The separatist leaders will write to the First Minister, seeing him as a potential Western ally who understands their desire to break away from a larger state.
At a press conference in Moscow, separatist official Andrei Kramar said: "We hope he will explain to the West in plain English why the Donetsk and Luhansk regions have taken this step."
Mr Kramar, who presented himself as one of two Russian representatives of the newly formed Donetsk People's Republic, acknowledged that the circumstances of south-east Ukraine and Scotland were different, but he added: "Scotland will understand."
Mr Kramar also revealed that the Donetsk People's Republic leadership had made plans to ask other leaders around the world for recognition and support.
Separatists in Donetsk and Luhansk claimed 89% and 96% respectively voted in favour of self-rule in the referendums.

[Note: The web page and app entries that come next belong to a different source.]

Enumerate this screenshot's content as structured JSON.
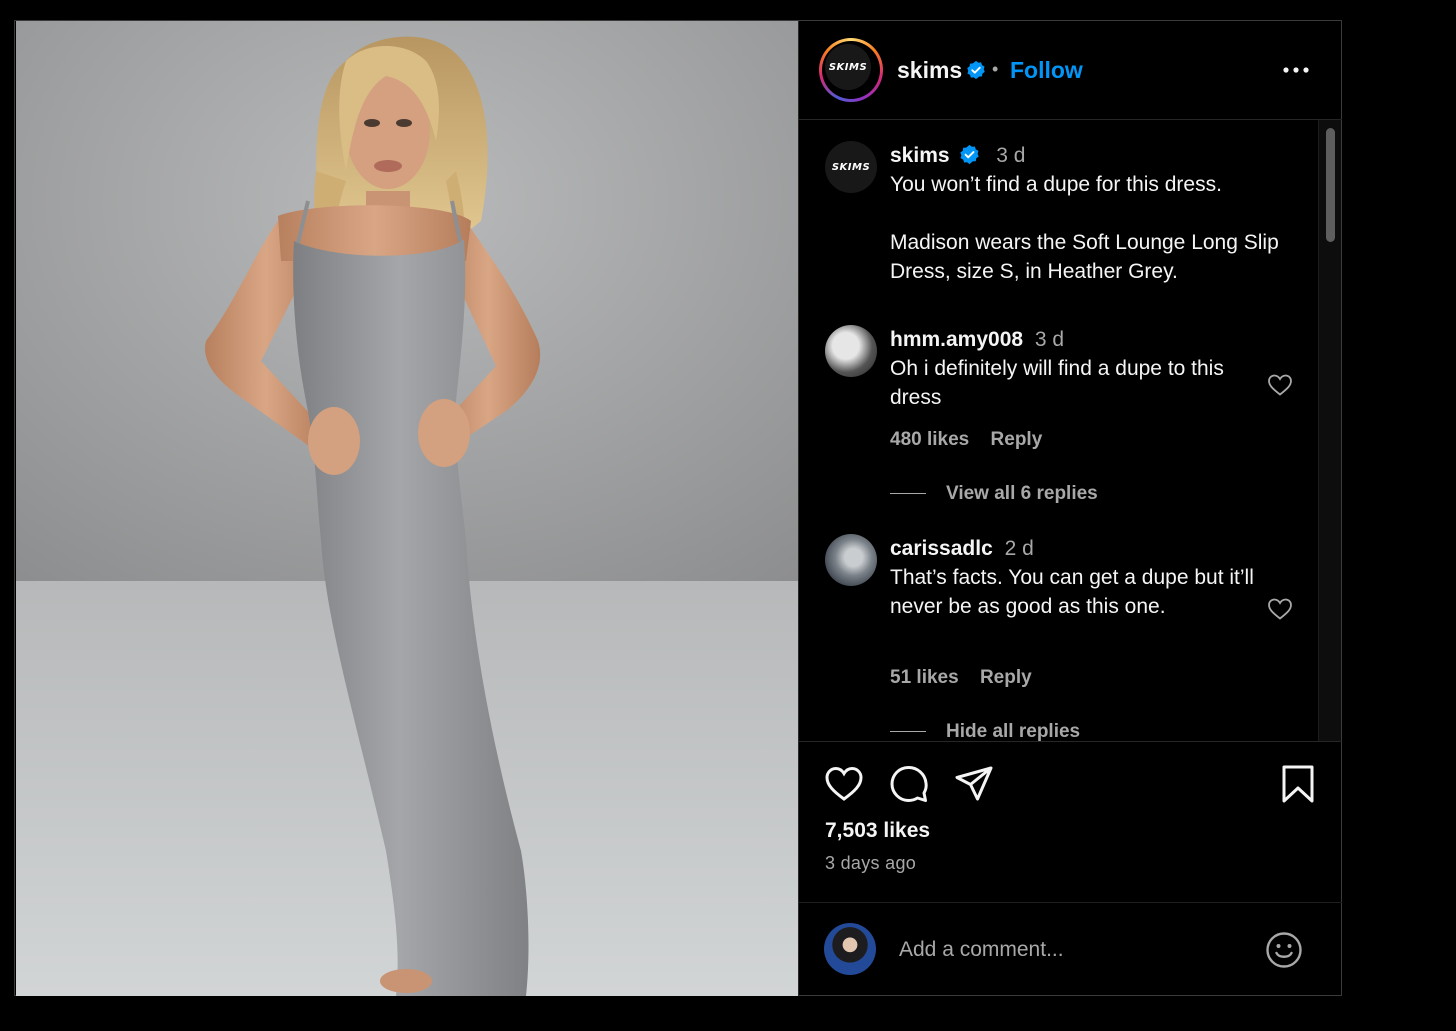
{
  "header": {
    "username": "skims",
    "separator": "•",
    "follow_label": "Follow",
    "logo_text": "SKIMS"
  },
  "caption": {
    "username": "skims",
    "time": "3 d",
    "line1": "You won’t find a dupe for this dress.",
    "line2": "Madison wears the Soft Lounge Long Slip Dress, size S, in Heather Grey."
  },
  "comments": [
    {
      "username": "hmm.amy008",
      "time": "3 d",
      "text": "Oh i definitely will find a dupe to this dress",
      "likes": "480 likes",
      "reply_label": "Reply",
      "replies_label": "View all 6 replies"
    },
    {
      "username": "carissadlc",
      "time": "2 d",
      "text": "That’s facts. You can get a dupe but it’ll never be as good as this one.",
      "likes": "51 likes",
      "reply_label": "Reply",
      "replies_label": "Hide all replies"
    }
  ],
  "post": {
    "likes": "7,503 likes",
    "posted": "3 days ago"
  },
  "add_comment": {
    "placeholder": "Add a comment..."
  },
  "colors": {
    "accent": "#0095f6",
    "background": "#000000",
    "muted_text": "#a8a8a8"
  },
  "icons": [
    "verified-badge-icon",
    "more-options-icon",
    "heart-icon",
    "comment-icon",
    "share-icon",
    "bookmark-icon",
    "emoji-icon"
  ]
}
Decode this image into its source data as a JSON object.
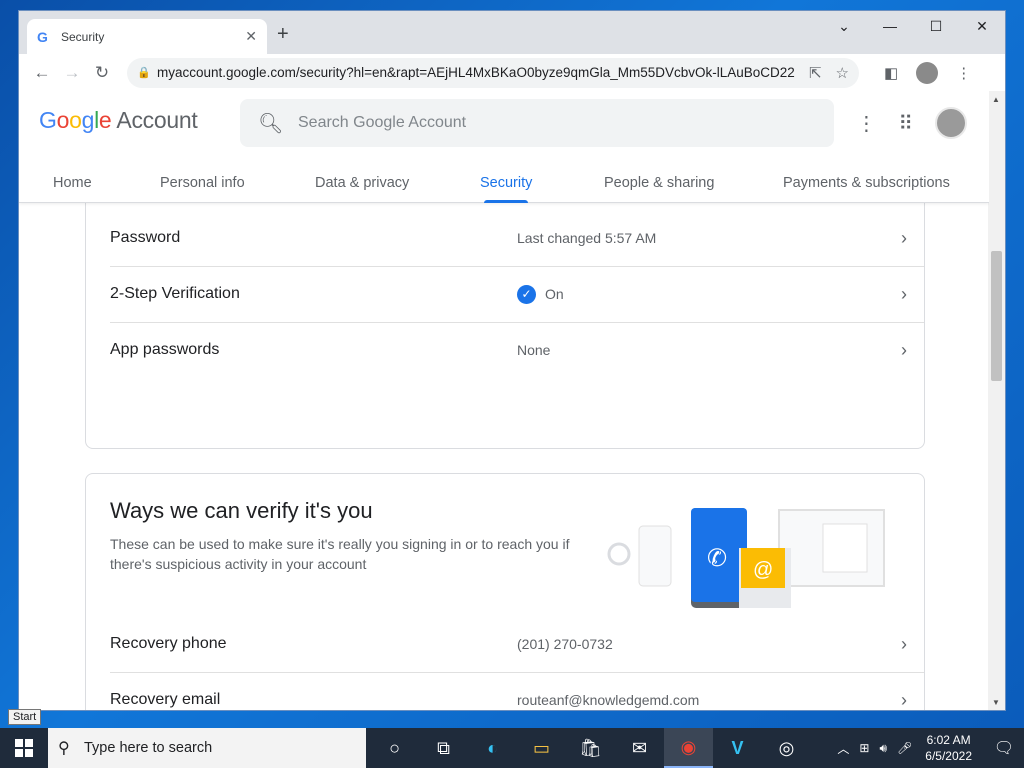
{
  "browser": {
    "tab_title": "Security",
    "tab_favicon": "G",
    "url": "myaccount.google.com/security?hl=en&rapt=AEjHL4MxBKaO0byze9qmGla_Mm55DVcbvOk-lLAuBoCD22..."
  },
  "header": {
    "logo_letters": [
      "G",
      "o",
      "o",
      "g",
      "l",
      "e"
    ],
    "logo_suffix": "Account",
    "search_placeholder": "Search Google Account"
  },
  "nav": {
    "tabs": [
      {
        "label": "Home"
      },
      {
        "label": "Personal info"
      },
      {
        "label": "Data & privacy"
      },
      {
        "label": "Security"
      },
      {
        "label": "People & sharing"
      },
      {
        "label": "Payments & subscriptions"
      }
    ],
    "active": "Security"
  },
  "signin_card": {
    "rows": [
      {
        "label": "Password",
        "value": "Last changed 5:57 AM"
      },
      {
        "label": "2-Step Verification",
        "value": "On"
      },
      {
        "label": "App passwords",
        "value": "None"
      }
    ],
    "password_mask": "**"
  },
  "verify_card": {
    "title": "Ways we can verify it's you",
    "description": "These can be used to make sure it's really you signing in or to reach you if there's suspicious activity in your account",
    "rows": [
      {
        "label": "Recovery phone",
        "value": "(201) 270-0732"
      },
      {
        "label": "Recovery email",
        "value": "routeanf@knowledgemd.com"
      }
    ]
  },
  "taskbar": {
    "start_tooltip": "Start",
    "search_text": "Type here to search",
    "time": "6:02 AM",
    "date": "6/5/2022"
  },
  "colors": {
    "accent": "#1a73e8",
    "taskbar": "#1f2b3b",
    "desktop": "#0b66c4"
  }
}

But Olexander Turchynov, Ukraine's acting president, said the claimed turnout of 75% by the rebels was nearer 30%.
He told Ukraine's parliament: "The farce that terrorist separatists call a referendum is nothing more than propaganda to cover up murders, kidnappings, violence and other serious crimes."
The move by the pro-Russian separatists to try to engage Mr Salmond in their cause will do little to ease the controversy sparked by the FM's recent remarks in a magazine interview last month.
In GQ magazine he admitted to admiring "certain aspects" of Russian President Vladimir Putin and praised him for restoring "a substantial part of Russian pride."
The SNP leader's political opponents seized on the comments, with Prime Minister David Cameron accusing Mr Salmond of "a major error of judgment".
The First Minister is due to meet with Scottish Ukrainians shortly to explain his comments but last night Willie Rennie, the Scottish Liberal Democrat leader, renewed his call for the SNP leader to apologise. He said: "The fact that pro-Russian separatists in the Ukraine now appear to view the First Minister as some sort of poster-boy for their cause would suggest he has failed to convince people his comments on President Putin were balanced.
"Alex Salmond now needs to do what he should have done in the first place, which is apologise for his ill-judged remarks."
In response, a Scottish Government spokeswoman said: "It is internationally recognised that the referenda being held in Ukraine are unconstitutional, illegal and illegitimate, and the Scottish Government has consistently made clear we agree with that view.
"In contrast, Scotland's forthcoming referendum has been agreed as part of a legal and constitutional process, culminating in the Edinburgh Agreement.
"Scotland's referendum has been cited internationally, including by US Secretary of State John Kerry, as a model of how such processes should be conducted."
Meanwhile the Prime Minister told MPs Britain was to offer another two Typhoon warplanes to patrol the skies of eastern Europe amid continuing tensions with Russia over Ukraine.
The RAF has already sent four Typhoons to join Nato's air policing mission over its Baltic member countries of Estonia, Latvia and Lithuania.